Though the majority of sulphureus will accept frozen-thawed or live prey without difficulty, occasionally one may encounter a reluctant feeder - this is especially true with freshly imported wild-caught specimens. Usually, I approach such snakes with persistence using the above methods, and find that most will accept food when sufficiently acclimated to their new environment. As a last resort, tease feeding has proven an effective way to get particularly stubborn sulphureus eating when all other methods fail. Given the inherently stressful nature of tease feeding, it is rarely a sustainable method for feeding snakes, and has sometimes reportedly backfired, resulting in snakes becoming nervous around the presence of food. Regardless, in cases where snakes are reluctant to accept live or frozen-thawed prey, I have employed the method with success for brief periods, only until the snakes begin accepting live or frozen-thawed prey through less stressful means.

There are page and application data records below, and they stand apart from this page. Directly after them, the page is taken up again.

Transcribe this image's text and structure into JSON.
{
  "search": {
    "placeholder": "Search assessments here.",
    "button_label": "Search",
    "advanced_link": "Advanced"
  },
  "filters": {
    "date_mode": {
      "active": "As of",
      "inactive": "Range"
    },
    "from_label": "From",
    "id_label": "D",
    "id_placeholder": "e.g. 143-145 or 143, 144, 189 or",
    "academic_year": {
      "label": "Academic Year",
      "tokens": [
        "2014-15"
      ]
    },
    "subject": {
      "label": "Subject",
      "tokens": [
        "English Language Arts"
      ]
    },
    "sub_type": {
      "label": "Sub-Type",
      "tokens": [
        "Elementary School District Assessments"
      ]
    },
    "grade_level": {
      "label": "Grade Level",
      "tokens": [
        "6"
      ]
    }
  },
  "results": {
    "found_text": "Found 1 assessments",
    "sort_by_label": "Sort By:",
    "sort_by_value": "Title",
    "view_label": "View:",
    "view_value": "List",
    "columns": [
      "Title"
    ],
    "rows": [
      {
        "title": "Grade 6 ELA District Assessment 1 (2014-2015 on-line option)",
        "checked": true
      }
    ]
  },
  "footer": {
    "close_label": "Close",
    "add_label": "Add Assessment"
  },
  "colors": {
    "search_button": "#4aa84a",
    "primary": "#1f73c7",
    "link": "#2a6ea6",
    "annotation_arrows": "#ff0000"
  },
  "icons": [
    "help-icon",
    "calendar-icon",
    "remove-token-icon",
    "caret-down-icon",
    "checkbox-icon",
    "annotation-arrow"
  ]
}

A rapid metabolism and frequent feeding also comes with more frequent defecation as a consequence, which has much to do with the ‘messy’ reputation with which Spilotes and other large colubrids are often labeled. In my opinion they’re really not so intolerable in this realm, and I suspect much of the unsavory reputation applies to snakes which are kept in cramped enclosures where they cannot easily move away from their waste. The sulphureus in my care typically defecate within 48 to 72 hours after eating, and I remove their waste as soon as possible to avoid foul odors and maintain as sanitary an environment as possible. Even in bioactive enclosures immediately removing large segments of solid waste is a good practice to ensure cleanliness, leaving the urates and less solid waste to be dealt with by the microfauna.
Spilotes sulphureus is without question the most rewarding species I have worked with in a captive setting. The combination of their housing and habitat requirements, impressive appearance, and curious disposition makes for a unique and endlessly fascinating observational experience. As shy, sensitive, and inquisitive animals, I feel continuously grateful for the presence and attention they demand from me as I interact with them. Though not suitable for beginning keepers, given their size and demands, they pose challenges and rewards that make them an excellent species to work with for those experienced keepers who are fascinated by large, active colubrids. With the continued efforts of a select few who have sought to learn from them in recent days, they could become more of an establishment in the realm of reptile hobbyists in the United States and Europe in coming years, hopefully with an ever-increasing understanding of their behaviors and requirements, as well as their varied morphology.
Special gratitude to John Andermann for generously sharing his insights and experience working with Spilotes, for tolerating my many questions after a long time away from keeping snakes, and for granting me the opportunity to work with these snakes again.
And above all, thanks to the snakes themselves for their teachings.